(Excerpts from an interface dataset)
╭──
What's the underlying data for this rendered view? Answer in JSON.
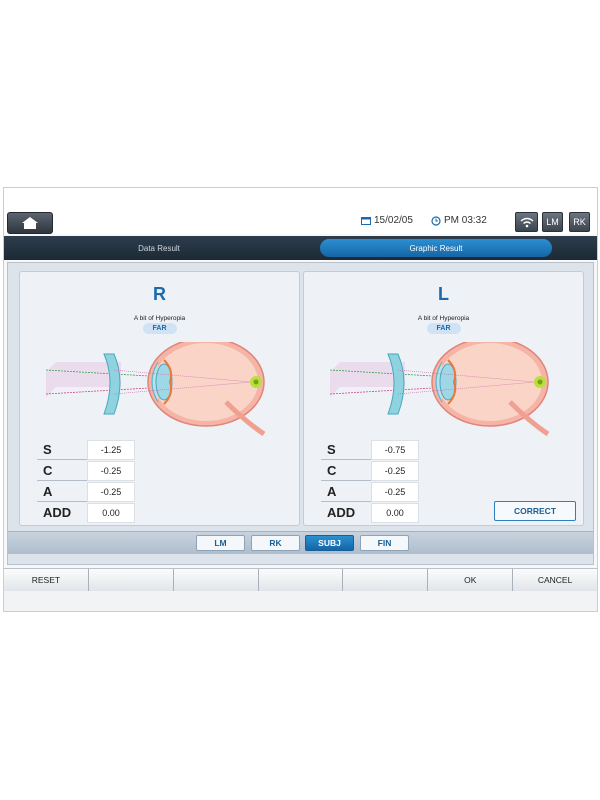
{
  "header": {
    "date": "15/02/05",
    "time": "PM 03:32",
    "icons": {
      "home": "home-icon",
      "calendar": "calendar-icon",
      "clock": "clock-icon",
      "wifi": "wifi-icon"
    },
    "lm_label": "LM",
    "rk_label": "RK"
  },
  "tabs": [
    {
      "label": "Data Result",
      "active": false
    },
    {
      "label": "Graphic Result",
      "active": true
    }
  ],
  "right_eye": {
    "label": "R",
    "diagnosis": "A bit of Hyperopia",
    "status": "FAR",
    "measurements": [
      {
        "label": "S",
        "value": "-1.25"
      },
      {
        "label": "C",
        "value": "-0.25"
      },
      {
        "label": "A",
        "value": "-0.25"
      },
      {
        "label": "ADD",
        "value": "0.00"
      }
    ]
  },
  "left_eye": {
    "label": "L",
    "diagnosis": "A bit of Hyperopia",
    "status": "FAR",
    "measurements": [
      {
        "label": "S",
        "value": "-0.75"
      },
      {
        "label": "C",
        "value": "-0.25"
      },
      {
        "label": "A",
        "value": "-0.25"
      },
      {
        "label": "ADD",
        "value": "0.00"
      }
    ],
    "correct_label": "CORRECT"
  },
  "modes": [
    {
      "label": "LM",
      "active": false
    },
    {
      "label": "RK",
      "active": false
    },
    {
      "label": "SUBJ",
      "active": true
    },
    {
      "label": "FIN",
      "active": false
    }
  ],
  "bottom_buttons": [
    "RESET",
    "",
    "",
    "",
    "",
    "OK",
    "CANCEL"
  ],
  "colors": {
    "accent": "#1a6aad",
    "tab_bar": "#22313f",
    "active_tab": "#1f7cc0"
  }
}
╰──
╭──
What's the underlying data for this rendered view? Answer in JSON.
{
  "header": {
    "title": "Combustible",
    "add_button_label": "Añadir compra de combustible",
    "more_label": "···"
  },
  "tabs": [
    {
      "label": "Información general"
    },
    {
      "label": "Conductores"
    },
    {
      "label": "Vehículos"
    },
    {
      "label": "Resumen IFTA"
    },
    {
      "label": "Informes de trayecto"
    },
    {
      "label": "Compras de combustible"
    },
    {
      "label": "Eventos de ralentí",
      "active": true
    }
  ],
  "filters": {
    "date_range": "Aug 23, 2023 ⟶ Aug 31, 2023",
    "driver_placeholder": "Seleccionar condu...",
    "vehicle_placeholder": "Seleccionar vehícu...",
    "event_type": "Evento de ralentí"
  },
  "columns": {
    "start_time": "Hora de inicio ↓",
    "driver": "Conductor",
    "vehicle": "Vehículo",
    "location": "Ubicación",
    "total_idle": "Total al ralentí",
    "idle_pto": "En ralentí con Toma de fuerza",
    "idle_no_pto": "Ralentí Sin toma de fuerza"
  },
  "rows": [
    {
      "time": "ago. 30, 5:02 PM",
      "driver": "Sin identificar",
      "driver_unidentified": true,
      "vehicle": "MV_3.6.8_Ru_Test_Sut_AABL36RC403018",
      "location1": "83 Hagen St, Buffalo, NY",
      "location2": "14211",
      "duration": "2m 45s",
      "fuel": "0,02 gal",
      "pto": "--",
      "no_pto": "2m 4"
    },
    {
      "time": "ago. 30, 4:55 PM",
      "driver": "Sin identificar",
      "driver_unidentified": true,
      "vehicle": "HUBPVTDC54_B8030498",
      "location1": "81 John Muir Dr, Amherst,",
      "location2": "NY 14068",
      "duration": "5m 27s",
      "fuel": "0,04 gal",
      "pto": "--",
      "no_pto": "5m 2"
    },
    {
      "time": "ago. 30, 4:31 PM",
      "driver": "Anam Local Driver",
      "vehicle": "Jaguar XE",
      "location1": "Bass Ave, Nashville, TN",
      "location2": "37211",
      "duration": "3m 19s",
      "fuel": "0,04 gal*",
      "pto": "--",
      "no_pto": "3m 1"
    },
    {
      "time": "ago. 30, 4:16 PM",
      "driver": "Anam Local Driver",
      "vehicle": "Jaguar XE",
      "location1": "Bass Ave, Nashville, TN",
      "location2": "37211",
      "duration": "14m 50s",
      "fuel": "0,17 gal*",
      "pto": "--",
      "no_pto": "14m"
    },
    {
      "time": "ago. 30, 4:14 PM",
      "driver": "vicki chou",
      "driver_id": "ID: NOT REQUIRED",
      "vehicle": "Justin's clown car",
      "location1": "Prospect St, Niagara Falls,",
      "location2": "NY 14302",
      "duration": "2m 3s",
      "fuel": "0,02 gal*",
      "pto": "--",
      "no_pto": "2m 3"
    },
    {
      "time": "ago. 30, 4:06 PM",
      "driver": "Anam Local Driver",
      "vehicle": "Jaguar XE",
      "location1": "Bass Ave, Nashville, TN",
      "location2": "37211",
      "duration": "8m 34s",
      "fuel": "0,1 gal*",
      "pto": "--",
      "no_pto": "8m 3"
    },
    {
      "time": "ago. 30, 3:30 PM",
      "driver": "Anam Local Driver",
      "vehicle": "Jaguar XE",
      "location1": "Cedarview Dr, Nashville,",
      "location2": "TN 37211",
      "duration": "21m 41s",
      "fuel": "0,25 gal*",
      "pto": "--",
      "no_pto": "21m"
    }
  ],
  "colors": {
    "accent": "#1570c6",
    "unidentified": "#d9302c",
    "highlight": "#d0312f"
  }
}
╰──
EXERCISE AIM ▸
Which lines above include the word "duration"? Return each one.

RESPONSE TO THIS TASK ▸
      "duration": "2m 45s",
      "duration": "5m 27s",
      "duration": "3m 19s",
      "duration": "14m 50s",
      "duration": "2m 3s",
      "duration": "8m 34s",
      "duration": "21m 41s",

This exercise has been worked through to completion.